Afterwards, local anesthesia with 1.5 ml of ropivacaine 0.2%. Small incision in the skin. Hepatic biopsy under the ribs with a semi-automatic 16 gauge system. Manual compression for 10 minutes. No hemoperitoneum or traumatic intrahepatic vascular lesion on post-compression ultrasound.
Compression dressing performed.
Cholangiography demonstrates an irregular, microlobulated gallbladder, a cystic duct that progressively dilates upon injection, and a network of very fine irregular bile ducts in the hepatic hilum (appearance of cholangiolar proliferation) with progressive enhancement of extensive periportal fibrosis. No opacification of a common bile duct.

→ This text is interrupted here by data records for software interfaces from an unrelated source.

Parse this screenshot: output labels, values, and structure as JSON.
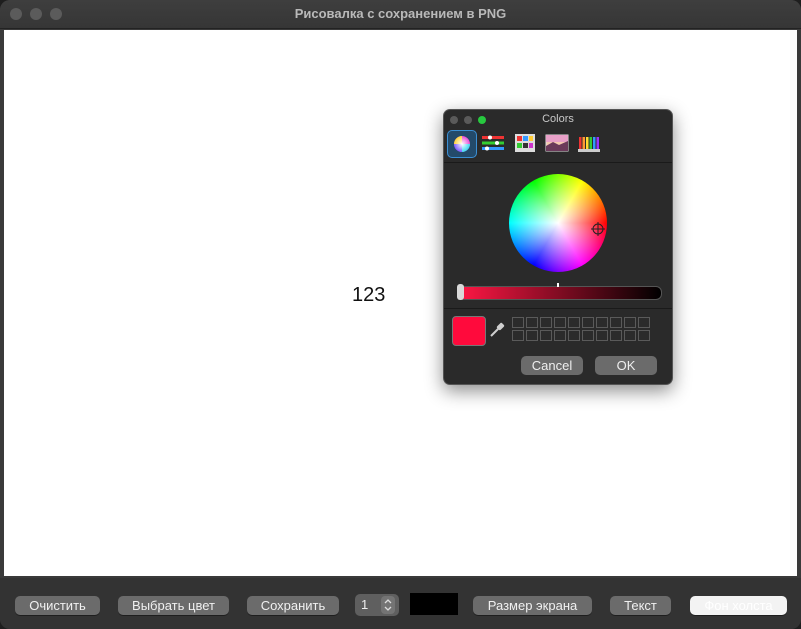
{
  "window": {
    "title": "Рисовалка с сохранением в PNG"
  },
  "canvas": {
    "text": "123",
    "background": "#ffffff"
  },
  "toolbar": {
    "clear_label": "Очистить",
    "pick_color_label": "Выбрать цвет",
    "save_label": "Сохранить",
    "brush_size_value": "1",
    "current_color": "#000000",
    "screen_size_label": "Размер экрана",
    "text_label": "Текст",
    "canvas_bg_label": "Фон холста"
  },
  "color_panel": {
    "title": "Colors",
    "tabs": [
      "color-wheel",
      "color-sliders",
      "color-palettes",
      "image-palettes",
      "pencils"
    ],
    "selected_tab": "color-wheel",
    "selected_color": "#ff0a3c",
    "cancel_label": "Cancel",
    "ok_label": "OK"
  }
}
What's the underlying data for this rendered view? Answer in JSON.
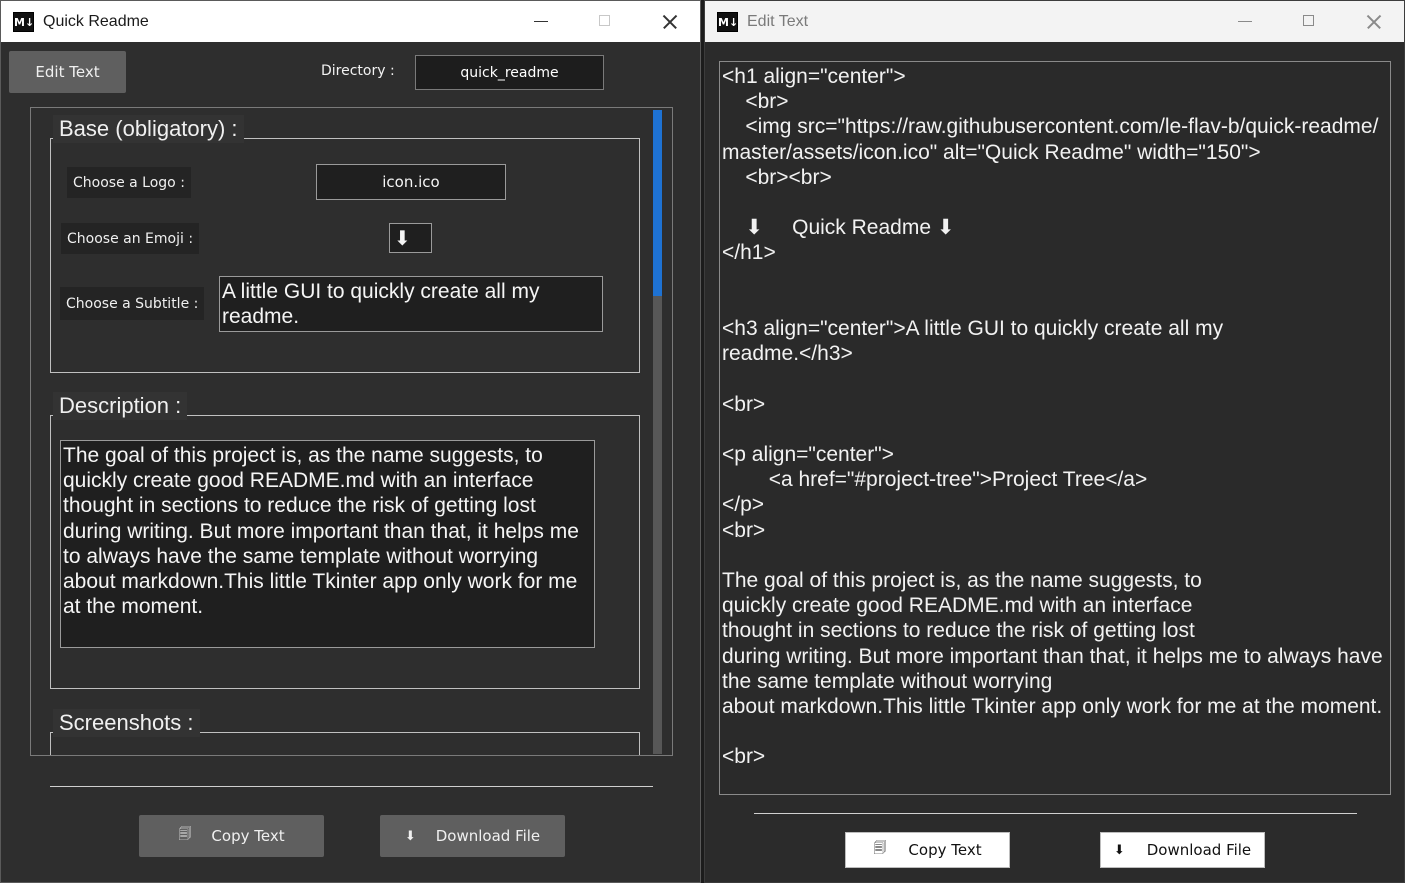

The liver biopsy specimen appeared macroscopically adequate, greenish-brownish.
Transhepatovesicular cholangiography confirming biliary atresia.

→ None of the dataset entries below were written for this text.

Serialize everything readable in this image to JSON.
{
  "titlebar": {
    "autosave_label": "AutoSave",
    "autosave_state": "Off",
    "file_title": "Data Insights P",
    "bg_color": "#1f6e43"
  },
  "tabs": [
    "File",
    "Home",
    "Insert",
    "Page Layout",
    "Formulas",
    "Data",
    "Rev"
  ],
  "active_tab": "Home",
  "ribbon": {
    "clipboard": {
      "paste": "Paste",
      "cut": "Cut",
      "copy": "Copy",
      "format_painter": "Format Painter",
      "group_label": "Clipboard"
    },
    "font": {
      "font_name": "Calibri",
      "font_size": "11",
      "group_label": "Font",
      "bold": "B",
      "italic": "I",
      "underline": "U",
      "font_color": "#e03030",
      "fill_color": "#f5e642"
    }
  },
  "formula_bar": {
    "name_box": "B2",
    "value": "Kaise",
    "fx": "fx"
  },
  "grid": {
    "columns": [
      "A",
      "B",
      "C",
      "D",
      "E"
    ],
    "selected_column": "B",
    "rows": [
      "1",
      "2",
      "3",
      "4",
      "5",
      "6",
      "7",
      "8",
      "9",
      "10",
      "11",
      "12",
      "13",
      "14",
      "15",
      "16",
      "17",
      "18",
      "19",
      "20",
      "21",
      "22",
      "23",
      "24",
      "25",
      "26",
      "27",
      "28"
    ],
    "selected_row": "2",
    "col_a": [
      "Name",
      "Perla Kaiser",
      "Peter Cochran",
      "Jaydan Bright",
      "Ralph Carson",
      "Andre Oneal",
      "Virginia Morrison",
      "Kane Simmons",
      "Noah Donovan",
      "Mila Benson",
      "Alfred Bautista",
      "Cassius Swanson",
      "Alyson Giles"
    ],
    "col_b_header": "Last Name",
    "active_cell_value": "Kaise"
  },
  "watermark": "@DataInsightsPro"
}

Liver biopsy without complication.
Patient underwent Kasai procedure and bilateral inguinal hernia repair.
On surgery, the liver was enlarged and had an obvious cholestatic appearance but remained soft and smooth. The gallbladder was hypoplastic. The exploration of the common bile duct showed the absence of an internal lumen, but there still seemed to be a small communication upstream confirming the diagnosis of partial biliary atresia.
Biopsy and surgical pathology confirmed biliary atresia and F3 liver fibrosis.
Characteristic ultrasound and cholangiography images of biliary atresia. The combination of several ultrasound findings increases the likelihood of a positive imaging diagnosis, such as in this case with a triangular cord sign (though less than the usual 4 mm cutoff), hepatic artery enlargement, a small and irregular gallbladder with echogenic walls, heterogeneous liver texture and splenomegaly. Though the absence of a visible gallbladder is suggestive of biliary atresia in the appropriate clinical context, it can also represent isolated gallbladder atresia. Likewise, the presence of a gallbladder in no way rules out biliary atresia.
In children with cholestasis, one should have a very high degree of suspicion for biliary atresia, seeing as it is the most common cause of cholestasis requiring emergent surgery and delay in diagnosis results in poorer outcomes.
If a gallbladder is present, percutaneous transhepatic gallbladder puncture can be performed for preoperative confirmation of the diagnosis. Findings are variable and can include (1) a visible gallbladder with no communication with the biliary tree, (2) visible common bile duct, but no reflux into the common hepatic duct and (3) visible common hepatic duct but no visible common bile duct. As in this case, some patients may have irregular lace-like biliary structures in the liver hilum and ill-defined enhancement which is thought to represent fibrosis and cholangiolar proliferation.